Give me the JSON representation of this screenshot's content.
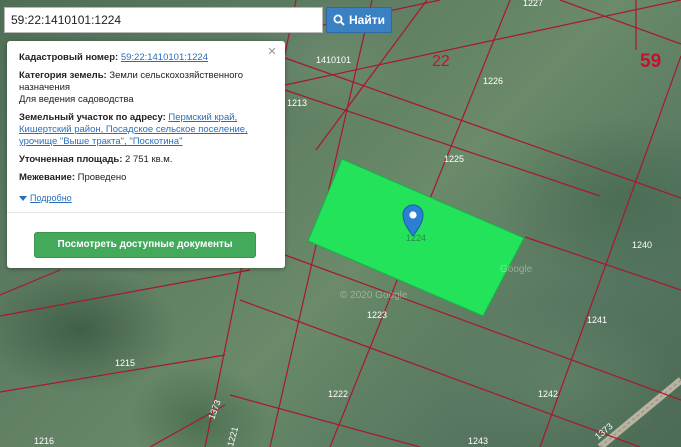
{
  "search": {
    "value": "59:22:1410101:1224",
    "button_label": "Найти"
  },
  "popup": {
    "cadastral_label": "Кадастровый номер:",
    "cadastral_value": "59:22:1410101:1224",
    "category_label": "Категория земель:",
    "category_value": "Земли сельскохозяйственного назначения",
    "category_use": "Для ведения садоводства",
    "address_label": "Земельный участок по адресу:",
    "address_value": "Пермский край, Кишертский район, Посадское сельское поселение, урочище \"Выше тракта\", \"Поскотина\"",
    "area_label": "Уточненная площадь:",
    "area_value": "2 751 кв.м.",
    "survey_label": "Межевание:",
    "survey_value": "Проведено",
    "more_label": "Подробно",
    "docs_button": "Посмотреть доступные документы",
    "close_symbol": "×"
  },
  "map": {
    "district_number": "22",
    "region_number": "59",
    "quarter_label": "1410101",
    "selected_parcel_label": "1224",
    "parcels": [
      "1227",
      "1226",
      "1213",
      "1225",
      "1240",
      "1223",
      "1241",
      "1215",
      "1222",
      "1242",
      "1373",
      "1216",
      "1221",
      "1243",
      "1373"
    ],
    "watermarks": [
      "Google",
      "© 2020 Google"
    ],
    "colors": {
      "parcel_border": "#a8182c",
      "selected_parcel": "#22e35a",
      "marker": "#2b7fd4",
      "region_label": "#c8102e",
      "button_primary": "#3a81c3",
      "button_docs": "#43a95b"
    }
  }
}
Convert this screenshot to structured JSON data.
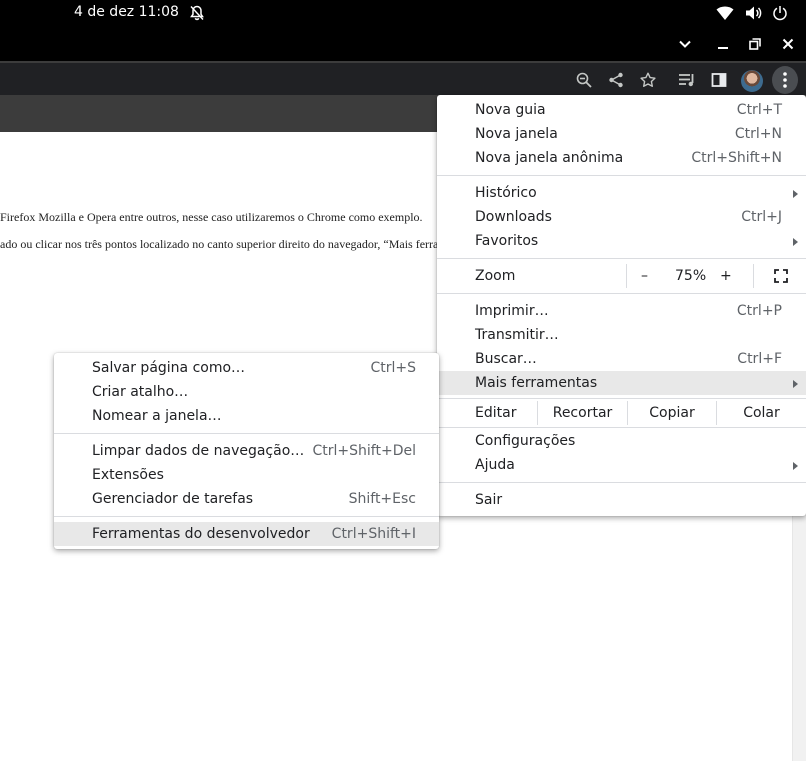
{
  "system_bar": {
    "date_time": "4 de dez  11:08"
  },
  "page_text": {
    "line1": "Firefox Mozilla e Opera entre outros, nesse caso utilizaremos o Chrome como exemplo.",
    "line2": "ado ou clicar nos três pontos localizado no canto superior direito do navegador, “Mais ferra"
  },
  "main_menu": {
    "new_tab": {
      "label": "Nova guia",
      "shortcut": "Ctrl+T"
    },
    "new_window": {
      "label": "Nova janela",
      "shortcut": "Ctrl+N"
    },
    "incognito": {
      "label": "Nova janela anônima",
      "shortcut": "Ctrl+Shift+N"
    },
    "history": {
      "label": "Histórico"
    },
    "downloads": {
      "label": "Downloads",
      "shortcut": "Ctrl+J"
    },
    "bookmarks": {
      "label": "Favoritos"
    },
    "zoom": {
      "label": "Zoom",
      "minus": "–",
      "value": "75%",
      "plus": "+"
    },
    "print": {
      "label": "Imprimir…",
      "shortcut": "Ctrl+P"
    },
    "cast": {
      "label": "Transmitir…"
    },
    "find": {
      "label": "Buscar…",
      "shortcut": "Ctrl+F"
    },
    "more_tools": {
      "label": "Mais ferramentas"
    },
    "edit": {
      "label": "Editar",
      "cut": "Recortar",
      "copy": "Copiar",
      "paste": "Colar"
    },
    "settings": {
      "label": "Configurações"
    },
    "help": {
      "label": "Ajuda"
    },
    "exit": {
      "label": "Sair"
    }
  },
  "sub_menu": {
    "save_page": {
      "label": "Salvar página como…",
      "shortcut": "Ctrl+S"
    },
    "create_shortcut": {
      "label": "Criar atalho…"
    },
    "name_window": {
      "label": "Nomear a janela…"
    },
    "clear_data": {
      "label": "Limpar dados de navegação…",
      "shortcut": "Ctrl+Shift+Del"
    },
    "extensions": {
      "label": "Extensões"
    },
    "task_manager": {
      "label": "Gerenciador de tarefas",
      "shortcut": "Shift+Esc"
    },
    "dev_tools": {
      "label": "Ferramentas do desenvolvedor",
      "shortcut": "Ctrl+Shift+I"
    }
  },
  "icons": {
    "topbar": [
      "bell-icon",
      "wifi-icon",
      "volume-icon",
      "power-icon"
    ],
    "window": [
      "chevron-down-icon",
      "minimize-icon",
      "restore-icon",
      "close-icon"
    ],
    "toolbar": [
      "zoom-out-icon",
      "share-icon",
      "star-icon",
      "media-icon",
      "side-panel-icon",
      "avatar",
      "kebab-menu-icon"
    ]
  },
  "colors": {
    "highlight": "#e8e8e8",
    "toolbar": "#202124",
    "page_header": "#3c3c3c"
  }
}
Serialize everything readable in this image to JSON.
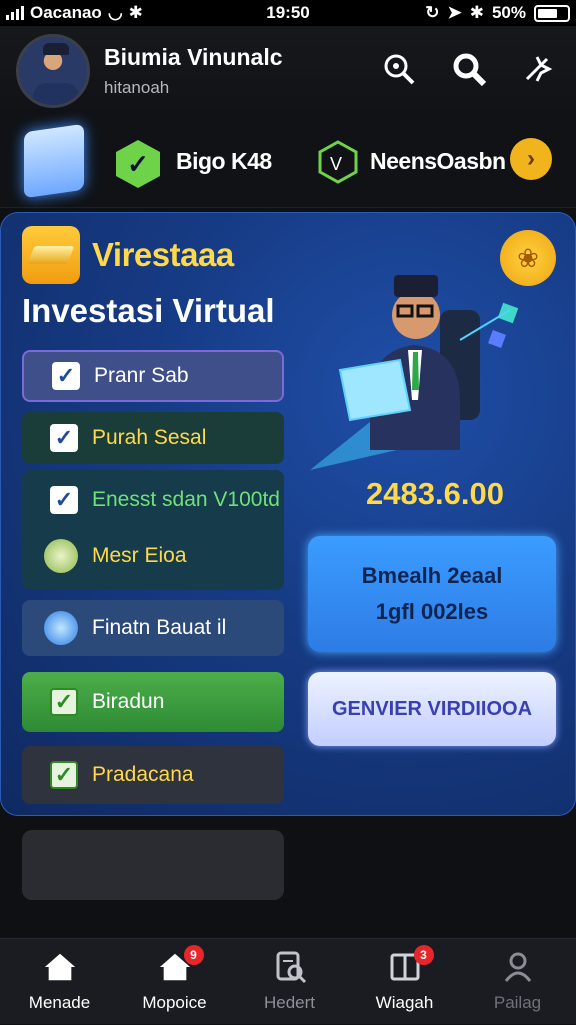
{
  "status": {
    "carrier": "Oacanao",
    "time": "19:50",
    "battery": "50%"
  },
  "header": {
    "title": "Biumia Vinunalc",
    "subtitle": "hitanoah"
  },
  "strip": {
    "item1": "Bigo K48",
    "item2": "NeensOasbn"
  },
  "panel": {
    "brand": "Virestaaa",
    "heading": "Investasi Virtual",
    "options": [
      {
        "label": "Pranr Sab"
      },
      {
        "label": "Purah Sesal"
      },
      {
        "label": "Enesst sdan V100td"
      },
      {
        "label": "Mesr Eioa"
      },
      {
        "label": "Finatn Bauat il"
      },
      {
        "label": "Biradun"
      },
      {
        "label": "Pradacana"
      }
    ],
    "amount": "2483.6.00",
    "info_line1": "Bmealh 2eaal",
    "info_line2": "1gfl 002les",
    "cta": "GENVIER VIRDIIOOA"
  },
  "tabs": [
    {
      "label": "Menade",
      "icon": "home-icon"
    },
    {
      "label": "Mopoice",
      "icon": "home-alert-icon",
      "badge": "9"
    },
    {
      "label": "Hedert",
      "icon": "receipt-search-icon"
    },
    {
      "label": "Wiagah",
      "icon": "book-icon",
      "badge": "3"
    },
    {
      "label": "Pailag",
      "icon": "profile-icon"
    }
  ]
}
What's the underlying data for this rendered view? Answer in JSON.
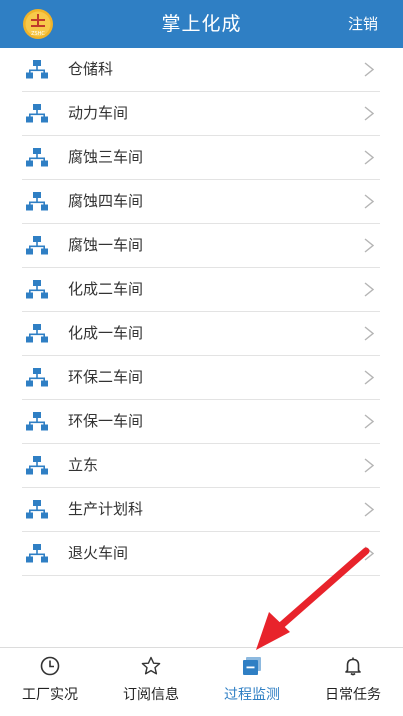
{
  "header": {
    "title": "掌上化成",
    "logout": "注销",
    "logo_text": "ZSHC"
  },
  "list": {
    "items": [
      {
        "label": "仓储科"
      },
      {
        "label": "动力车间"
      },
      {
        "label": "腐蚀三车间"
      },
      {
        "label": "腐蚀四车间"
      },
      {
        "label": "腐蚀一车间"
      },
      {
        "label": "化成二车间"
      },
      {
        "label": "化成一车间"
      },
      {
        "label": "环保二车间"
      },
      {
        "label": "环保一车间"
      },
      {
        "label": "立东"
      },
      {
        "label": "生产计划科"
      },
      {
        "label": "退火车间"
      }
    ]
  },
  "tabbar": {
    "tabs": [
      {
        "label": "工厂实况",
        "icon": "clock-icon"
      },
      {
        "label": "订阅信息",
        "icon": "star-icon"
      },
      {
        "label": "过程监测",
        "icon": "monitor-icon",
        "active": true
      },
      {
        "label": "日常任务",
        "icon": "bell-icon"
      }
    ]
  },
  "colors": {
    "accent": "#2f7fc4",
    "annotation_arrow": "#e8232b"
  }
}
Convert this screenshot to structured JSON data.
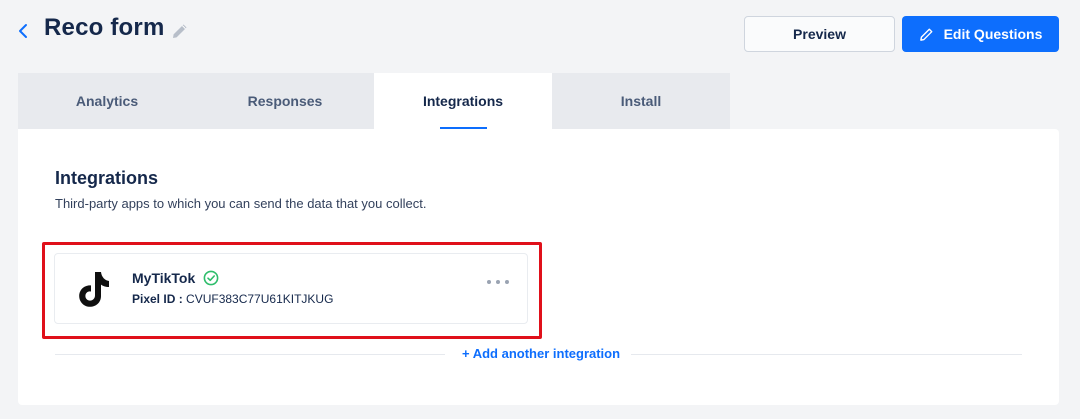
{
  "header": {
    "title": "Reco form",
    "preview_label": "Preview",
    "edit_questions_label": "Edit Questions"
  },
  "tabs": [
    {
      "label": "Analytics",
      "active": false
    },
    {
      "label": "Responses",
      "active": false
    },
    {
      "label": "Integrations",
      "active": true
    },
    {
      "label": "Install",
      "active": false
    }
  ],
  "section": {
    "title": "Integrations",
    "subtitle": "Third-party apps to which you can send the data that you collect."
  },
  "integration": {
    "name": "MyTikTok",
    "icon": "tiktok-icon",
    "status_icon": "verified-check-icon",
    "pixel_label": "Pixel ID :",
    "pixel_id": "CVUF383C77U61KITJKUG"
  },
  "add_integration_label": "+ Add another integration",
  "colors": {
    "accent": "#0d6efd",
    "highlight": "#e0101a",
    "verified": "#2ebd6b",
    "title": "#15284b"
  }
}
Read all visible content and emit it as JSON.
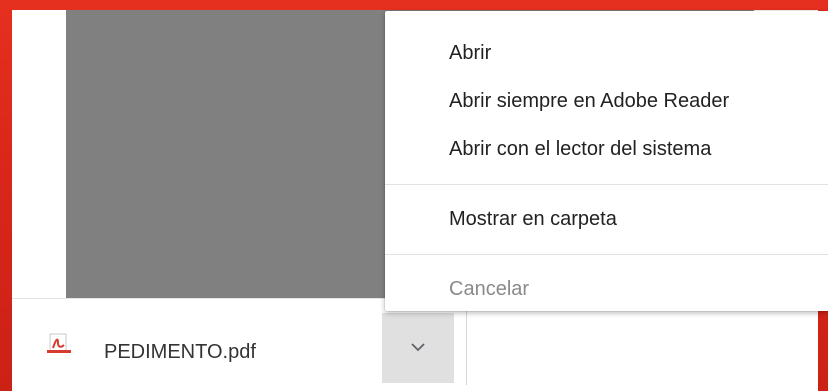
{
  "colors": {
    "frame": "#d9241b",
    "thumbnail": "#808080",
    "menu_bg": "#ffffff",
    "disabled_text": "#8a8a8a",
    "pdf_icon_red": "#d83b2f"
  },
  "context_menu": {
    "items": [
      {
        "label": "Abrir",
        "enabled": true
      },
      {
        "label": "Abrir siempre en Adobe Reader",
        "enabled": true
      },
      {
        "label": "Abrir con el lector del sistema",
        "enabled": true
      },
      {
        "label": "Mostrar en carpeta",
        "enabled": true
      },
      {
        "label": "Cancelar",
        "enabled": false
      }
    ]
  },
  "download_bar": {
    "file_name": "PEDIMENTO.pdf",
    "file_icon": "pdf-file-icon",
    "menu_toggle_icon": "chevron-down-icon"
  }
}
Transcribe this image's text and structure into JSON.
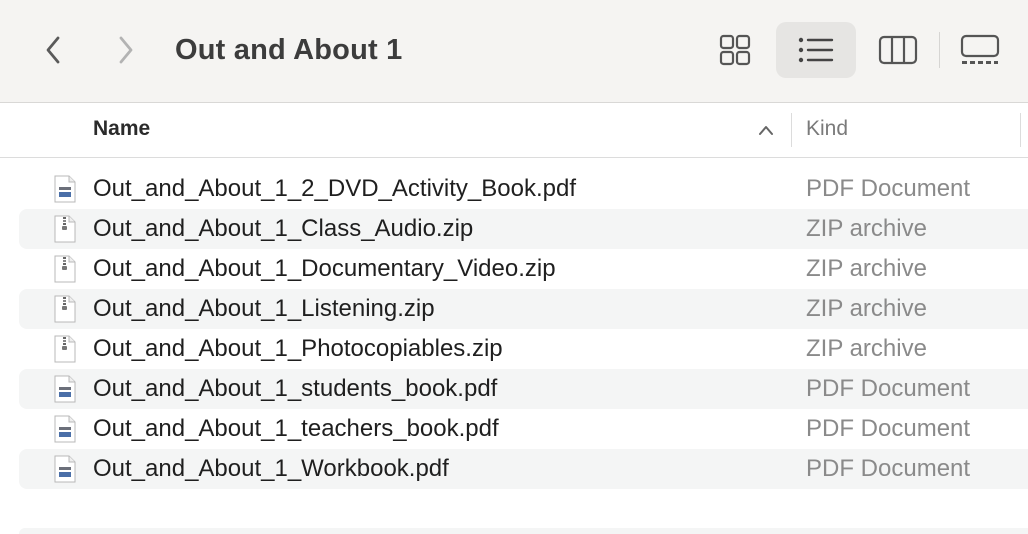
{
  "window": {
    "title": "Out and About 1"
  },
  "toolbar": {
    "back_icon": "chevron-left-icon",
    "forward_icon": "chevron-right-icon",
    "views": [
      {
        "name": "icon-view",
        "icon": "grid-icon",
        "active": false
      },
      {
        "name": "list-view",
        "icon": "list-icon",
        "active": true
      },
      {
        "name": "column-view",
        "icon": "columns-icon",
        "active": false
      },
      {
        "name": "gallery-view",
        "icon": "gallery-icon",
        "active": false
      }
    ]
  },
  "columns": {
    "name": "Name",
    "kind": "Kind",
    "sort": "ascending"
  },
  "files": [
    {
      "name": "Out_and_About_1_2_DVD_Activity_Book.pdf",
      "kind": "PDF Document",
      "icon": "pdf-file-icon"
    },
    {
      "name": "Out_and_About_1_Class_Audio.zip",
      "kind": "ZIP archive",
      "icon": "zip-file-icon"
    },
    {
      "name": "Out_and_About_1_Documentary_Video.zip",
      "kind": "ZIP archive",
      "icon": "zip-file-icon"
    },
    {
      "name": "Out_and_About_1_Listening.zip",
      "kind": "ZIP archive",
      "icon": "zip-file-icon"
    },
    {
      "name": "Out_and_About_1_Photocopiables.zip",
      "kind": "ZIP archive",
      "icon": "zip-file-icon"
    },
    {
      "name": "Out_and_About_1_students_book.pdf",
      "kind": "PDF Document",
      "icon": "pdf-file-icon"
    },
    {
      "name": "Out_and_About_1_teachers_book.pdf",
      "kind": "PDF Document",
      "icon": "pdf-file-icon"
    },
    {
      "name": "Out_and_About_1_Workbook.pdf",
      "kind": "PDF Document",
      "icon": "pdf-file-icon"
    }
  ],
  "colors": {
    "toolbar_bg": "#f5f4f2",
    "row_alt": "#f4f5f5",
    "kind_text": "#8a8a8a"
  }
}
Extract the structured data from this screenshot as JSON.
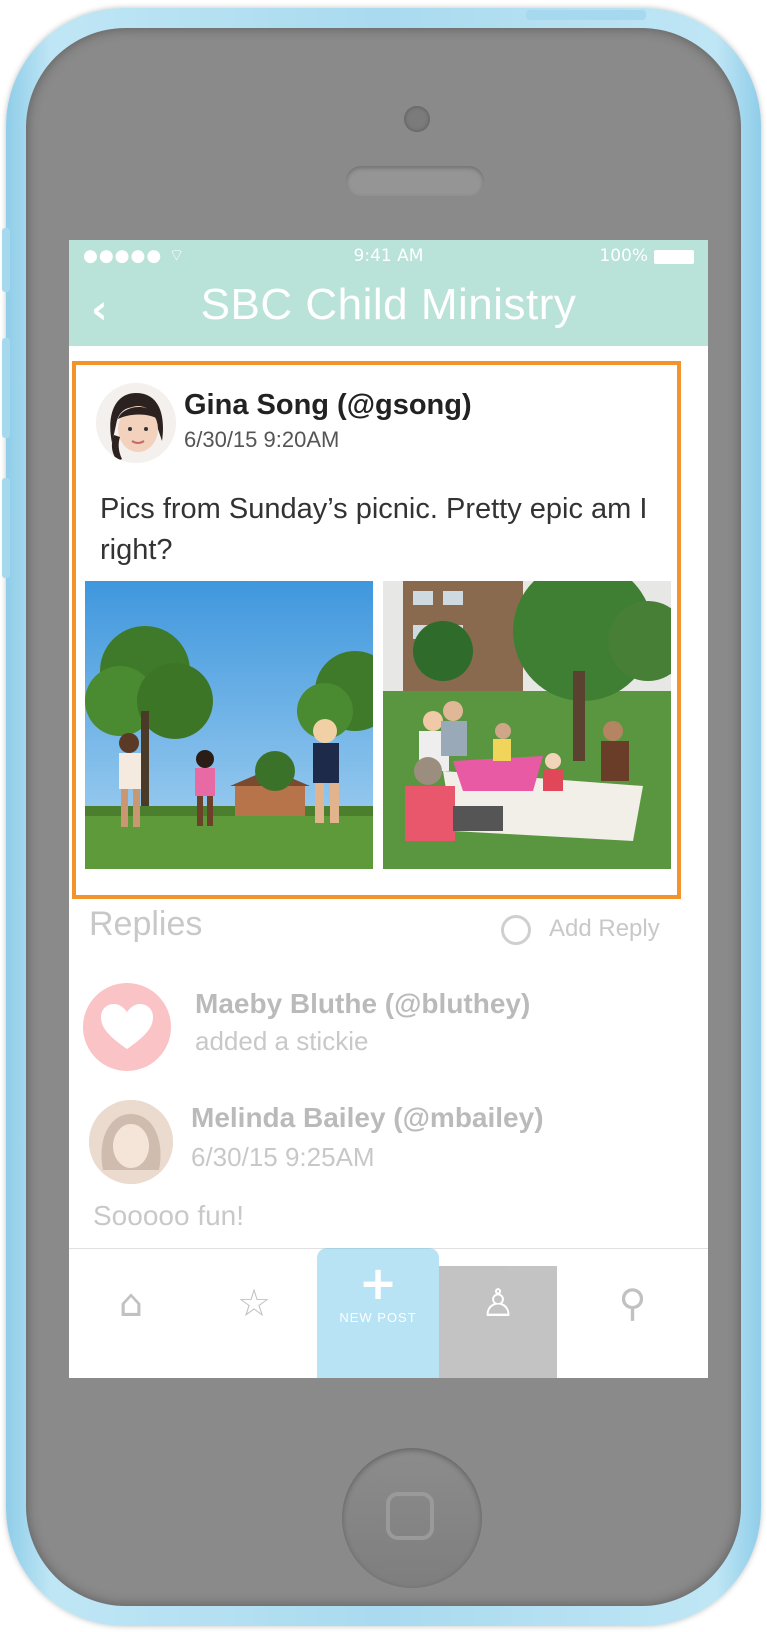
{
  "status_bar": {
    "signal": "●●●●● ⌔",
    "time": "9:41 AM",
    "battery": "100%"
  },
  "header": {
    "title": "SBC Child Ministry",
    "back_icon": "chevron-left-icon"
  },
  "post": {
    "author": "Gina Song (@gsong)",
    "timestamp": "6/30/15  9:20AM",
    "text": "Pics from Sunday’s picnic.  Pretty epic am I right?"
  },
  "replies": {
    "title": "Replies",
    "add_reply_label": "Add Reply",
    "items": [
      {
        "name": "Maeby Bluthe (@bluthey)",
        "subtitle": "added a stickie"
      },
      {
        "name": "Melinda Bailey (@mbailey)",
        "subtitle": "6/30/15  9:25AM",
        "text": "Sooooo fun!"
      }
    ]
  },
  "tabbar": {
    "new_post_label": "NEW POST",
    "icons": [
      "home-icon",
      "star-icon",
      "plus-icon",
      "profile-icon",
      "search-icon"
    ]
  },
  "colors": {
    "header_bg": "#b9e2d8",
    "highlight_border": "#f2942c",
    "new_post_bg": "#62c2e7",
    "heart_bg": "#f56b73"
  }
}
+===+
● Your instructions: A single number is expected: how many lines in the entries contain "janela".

● Reply to the exercise: 3